*Task item*. Work through the records that follow and return each line containing the word "logout".

*Input for this task*.
◇ ◇ ◇ ◇ ◇
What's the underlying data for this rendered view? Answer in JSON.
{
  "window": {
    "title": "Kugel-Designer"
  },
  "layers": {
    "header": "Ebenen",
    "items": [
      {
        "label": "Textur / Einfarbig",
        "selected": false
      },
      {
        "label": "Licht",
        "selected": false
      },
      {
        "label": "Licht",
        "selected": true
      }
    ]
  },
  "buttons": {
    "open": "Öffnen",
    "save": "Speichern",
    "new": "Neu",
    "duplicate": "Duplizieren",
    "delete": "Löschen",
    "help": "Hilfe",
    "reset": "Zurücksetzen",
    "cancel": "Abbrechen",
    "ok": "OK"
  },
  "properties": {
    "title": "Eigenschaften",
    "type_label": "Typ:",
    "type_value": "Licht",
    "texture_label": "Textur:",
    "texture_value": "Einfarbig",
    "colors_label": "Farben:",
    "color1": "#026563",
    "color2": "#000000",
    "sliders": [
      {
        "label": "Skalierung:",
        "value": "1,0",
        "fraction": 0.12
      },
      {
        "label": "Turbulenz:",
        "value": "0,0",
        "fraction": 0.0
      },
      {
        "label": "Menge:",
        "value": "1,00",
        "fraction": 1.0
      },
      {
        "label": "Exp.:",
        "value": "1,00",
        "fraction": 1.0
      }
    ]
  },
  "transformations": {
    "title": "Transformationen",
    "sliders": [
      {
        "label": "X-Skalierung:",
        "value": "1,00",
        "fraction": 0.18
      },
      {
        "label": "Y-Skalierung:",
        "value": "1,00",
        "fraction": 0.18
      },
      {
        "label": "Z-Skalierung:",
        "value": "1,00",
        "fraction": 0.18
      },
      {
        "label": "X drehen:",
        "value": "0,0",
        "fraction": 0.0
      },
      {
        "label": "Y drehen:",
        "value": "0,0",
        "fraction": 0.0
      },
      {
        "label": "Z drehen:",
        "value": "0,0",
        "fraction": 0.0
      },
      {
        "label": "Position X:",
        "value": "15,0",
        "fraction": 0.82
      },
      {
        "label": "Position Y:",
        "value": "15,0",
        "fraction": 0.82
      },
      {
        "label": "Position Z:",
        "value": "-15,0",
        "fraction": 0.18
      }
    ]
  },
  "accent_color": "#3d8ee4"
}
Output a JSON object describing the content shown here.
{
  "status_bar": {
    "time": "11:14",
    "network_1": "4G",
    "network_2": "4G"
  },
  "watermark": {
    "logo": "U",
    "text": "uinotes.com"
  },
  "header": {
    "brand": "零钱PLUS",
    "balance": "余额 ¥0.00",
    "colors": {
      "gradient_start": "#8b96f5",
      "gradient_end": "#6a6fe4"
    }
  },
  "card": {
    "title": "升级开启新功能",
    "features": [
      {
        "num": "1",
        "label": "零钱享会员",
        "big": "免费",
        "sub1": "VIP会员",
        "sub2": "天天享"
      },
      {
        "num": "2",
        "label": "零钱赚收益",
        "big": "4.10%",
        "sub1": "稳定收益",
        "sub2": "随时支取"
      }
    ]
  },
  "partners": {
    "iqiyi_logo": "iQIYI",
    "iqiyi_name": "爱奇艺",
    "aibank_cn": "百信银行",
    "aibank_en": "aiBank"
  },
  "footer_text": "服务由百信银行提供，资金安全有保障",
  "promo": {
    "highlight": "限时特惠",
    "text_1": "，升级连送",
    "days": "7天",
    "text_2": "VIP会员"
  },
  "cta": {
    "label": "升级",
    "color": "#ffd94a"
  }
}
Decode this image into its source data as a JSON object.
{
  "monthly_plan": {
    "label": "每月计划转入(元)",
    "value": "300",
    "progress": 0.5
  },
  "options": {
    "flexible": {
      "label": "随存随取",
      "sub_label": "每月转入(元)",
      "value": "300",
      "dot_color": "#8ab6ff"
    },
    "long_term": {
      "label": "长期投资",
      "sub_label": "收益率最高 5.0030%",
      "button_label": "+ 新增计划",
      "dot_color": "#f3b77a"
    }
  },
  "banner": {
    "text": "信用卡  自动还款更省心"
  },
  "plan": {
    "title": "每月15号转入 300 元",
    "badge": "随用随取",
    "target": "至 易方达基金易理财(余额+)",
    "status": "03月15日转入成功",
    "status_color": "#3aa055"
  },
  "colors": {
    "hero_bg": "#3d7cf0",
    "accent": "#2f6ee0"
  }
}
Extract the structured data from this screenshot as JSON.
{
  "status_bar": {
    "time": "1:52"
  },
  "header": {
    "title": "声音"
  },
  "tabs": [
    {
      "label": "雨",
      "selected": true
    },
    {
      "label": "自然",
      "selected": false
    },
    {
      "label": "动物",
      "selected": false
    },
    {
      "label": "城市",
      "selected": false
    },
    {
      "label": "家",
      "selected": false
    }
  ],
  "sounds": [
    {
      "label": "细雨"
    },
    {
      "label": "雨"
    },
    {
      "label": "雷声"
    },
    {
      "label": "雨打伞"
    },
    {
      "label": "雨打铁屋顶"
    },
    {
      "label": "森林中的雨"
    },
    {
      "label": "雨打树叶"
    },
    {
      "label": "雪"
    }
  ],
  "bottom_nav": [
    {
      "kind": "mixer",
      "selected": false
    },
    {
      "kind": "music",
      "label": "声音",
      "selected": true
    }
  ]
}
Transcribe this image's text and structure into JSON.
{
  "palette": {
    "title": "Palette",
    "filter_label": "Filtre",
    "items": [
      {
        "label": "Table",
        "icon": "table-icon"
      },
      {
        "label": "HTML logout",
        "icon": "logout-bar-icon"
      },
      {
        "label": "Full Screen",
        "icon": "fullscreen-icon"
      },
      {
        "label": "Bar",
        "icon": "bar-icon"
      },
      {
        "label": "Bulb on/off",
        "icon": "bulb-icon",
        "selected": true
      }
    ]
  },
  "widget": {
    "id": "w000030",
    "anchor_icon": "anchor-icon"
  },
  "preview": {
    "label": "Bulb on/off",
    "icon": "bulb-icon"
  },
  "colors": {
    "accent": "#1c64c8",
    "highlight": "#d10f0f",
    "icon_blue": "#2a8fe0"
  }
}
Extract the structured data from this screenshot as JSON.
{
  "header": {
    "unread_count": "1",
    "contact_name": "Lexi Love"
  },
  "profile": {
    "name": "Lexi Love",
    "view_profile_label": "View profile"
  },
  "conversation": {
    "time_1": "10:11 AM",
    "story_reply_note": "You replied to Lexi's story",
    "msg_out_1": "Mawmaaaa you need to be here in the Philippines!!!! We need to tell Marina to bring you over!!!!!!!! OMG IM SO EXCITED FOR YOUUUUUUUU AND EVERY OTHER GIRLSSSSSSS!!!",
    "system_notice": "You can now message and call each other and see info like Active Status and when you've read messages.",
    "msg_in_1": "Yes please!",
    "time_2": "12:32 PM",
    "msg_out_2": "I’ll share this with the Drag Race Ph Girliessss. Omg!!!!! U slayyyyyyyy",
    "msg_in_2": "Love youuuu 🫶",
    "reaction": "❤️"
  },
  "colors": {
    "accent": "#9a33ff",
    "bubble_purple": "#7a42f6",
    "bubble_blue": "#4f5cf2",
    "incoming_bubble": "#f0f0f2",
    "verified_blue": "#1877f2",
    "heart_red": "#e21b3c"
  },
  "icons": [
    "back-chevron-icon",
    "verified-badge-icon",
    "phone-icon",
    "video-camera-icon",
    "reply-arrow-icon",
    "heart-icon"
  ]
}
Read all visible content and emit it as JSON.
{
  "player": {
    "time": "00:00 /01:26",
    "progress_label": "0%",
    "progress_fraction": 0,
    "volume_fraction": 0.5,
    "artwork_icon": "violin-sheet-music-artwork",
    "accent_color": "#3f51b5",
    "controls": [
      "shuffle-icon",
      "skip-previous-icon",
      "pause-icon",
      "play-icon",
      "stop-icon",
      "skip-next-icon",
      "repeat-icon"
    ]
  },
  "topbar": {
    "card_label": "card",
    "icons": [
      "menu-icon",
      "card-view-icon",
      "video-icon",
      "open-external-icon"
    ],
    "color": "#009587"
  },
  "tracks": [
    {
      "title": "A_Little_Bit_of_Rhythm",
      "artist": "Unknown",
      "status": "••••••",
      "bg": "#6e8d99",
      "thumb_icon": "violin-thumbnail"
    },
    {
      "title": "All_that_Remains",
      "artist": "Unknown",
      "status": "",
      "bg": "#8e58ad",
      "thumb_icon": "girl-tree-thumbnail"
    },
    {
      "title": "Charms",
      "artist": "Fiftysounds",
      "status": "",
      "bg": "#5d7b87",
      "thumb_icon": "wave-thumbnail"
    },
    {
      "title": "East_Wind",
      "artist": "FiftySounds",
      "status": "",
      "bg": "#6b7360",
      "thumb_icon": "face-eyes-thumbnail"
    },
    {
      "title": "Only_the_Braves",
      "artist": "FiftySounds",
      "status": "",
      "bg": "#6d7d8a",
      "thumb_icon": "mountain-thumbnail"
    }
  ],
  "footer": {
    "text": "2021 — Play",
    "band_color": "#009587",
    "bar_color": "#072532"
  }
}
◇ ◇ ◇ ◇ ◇
*Problem solution*.
        "label": "HTML logout",
        "icon": "logout-bar-icon"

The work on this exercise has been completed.